For schools, if your number isn’t high enough, you’re not worth their time.

So, as we are sitting here in our last four years, the only thing we can do is live our best lives.

The best way to secure happiness is to simply be a teenager.

When in your life after our last four years will you ever get the chance to put on a dress and go to a prom with that boy you’ve always thought was way too cute for you? He did ask you for a reason.

When in your life after our last four years will you ever have the chance to make the final, game-winning score and feel that unrivaled rush of dopamine and adrenaline as your team celebrates around you? Not all dreams come true in college.

When in your life after our last four years will you get the chance to struggle and grow in the stunning chaos of high school life while standing besides the same people you’ve known and cared about since elementary school? Some of them you may never have the chance to see again, no matter how many promises are made.
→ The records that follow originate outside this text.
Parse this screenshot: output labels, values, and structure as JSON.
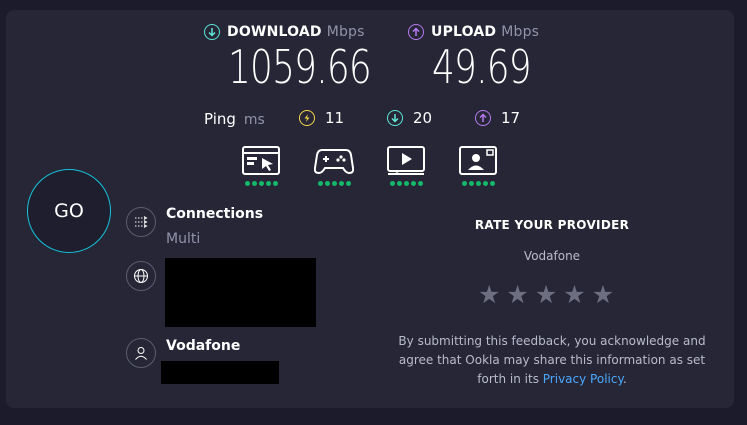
{
  "download": {
    "label": "DOWNLOAD",
    "unit": "Mbps",
    "value": "1059.66",
    "icon": "download-arrow-icon",
    "color": "#5ee6d6"
  },
  "upload": {
    "label": "UPLOAD",
    "unit": "Mbps",
    "value": "49.69",
    "icon": "upload-arrow-icon",
    "color": "#b57bf0"
  },
  "ping": {
    "label": "Ping",
    "unit": "ms",
    "idle": "11",
    "download": "20",
    "upload": "17",
    "colors": {
      "idle": "#f5d44a",
      "download": "#5ee6d6",
      "upload": "#b57bf0"
    }
  },
  "experience_icons": [
    {
      "name": "web-browsing-icon",
      "rating": 5
    },
    {
      "name": "gaming-icon",
      "rating": 5
    },
    {
      "name": "video-streaming-icon",
      "rating": 5
    },
    {
      "name": "video-chat-icon",
      "rating": 5
    }
  ],
  "go_button": {
    "label": "GO",
    "color": "#16c2dc"
  },
  "connections": {
    "title": "Connections",
    "value": "Multi"
  },
  "provider": {
    "name": "Vodafone"
  },
  "rate": {
    "title": "RATE YOUR PROVIDER",
    "provider": "Vodafone",
    "stars": 5,
    "disclaimer_before": "By submitting this feedback, you acknowledge and agree that Ookla may share this information as set forth in its ",
    "link_text": "Privacy Policy",
    "disclaimer_after": "."
  }
}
I can promise you now that nothing will compare to the feeling of spending dreamy summer nights besides the people you love the most in high school, and nothing beats the freedom of just being a kid and going out and doing stupid stuff on weekends or even in school itself.
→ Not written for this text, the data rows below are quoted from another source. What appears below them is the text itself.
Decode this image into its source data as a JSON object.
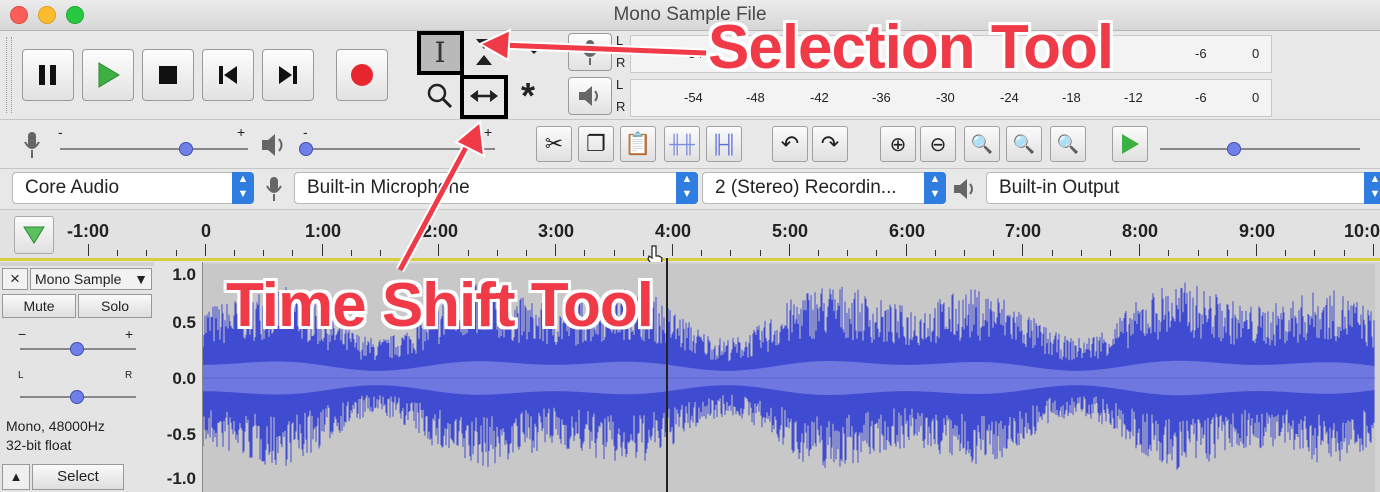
{
  "window": {
    "title": "Mono Sample File"
  },
  "colors": {
    "annotation": "#f03a48",
    "waveform": "#3f4bd0",
    "waveform_rms": "#6e78e0",
    "accent": "#2f7de0"
  },
  "transport": {
    "buttons": [
      "pause",
      "play",
      "stop",
      "skip-to-start",
      "skip-to-end",
      "record"
    ]
  },
  "meters": {
    "record_lr": [
      "L",
      "R"
    ],
    "playback_lr": [
      "L",
      "R"
    ],
    "record_scale_visible": [
      "-54",
      "-6",
      "0"
    ],
    "playback_scale": [
      "-54",
      "-48",
      "-42",
      "-36",
      "-30",
      "-24",
      "-18",
      "-12",
      "-6",
      "0"
    ]
  },
  "mixer": {
    "rec_min": "-",
    "rec_max": "+",
    "play_min": "-",
    "play_max": "+"
  },
  "devices": {
    "host": "Core Audio",
    "recording_device": "Built-in Microphone",
    "channels": "2 (Stereo) Recordin...",
    "playback_device": "Built-in Output"
  },
  "ruler": {
    "labels": [
      "-1:00",
      "0",
      "1:00",
      "2:00",
      "3:00",
      "4:00",
      "5:00",
      "6:00",
      "7:00",
      "8:00",
      "9:00",
      "10:0"
    ]
  },
  "track": {
    "name": "Mono Sample",
    "close": "×",
    "mute": "Mute",
    "solo": "Solo",
    "gain_min": "−",
    "gain_max": "+",
    "pan_left": "L",
    "pan_right": "R",
    "info_line1": "Mono, 48000Hz",
    "info_line2": "32-bit float",
    "select": "Select",
    "collapse": "▲"
  },
  "vertical_scale": [
    "1.0",
    "0.5",
    "0.0",
    "-0.5",
    "-1.0"
  ],
  "annotations": {
    "selection_tool": "Selection Tool",
    "time_shift_tool": "Time Shift Tool"
  }
}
So, in your last four years, go confess your love to that girl.

Stay out past curfew with your friends while buying pumpkins at Walmart.

Go watch a sunset from atop the press box. Make sure to bring the most artery-clogging food you can possibly find. At least, if you’re into that sort of thing.

Skip a day of school to go do something stupid. Go to the mall at 11 AM on a Tuesday just because you can.

Miss a day of homework. So what? Who will remember the one Spanish project you turned in a day late just because you didn’t feel like doing it? Mr. Solano can’t still hate you 30 years from now.

Life for many of us will change completely once high school is over, and you will never be able to get back these years no matter how hard you try.

You’ll regret not living life to its fullest now more than you’ll regret having a 95% instead of a solid 98%.

In our last four years, be a kid.

Stop listening to colleges and counselors tell you that your life is over if you don’t go to a four-year college.

You won’t work at McDonalds for the rest of your life if you take advantage of going to a junior college for two years. Absolutely no one will penalize you for not going to Harvard.

I thought I knew what I wanted, but as it turns out, I longed for so much more than just a number.

In your last four years, don’t waste it on that stifling number that schools love to give.

Cherish what time has been given to you, and these last four years will be the best of your life.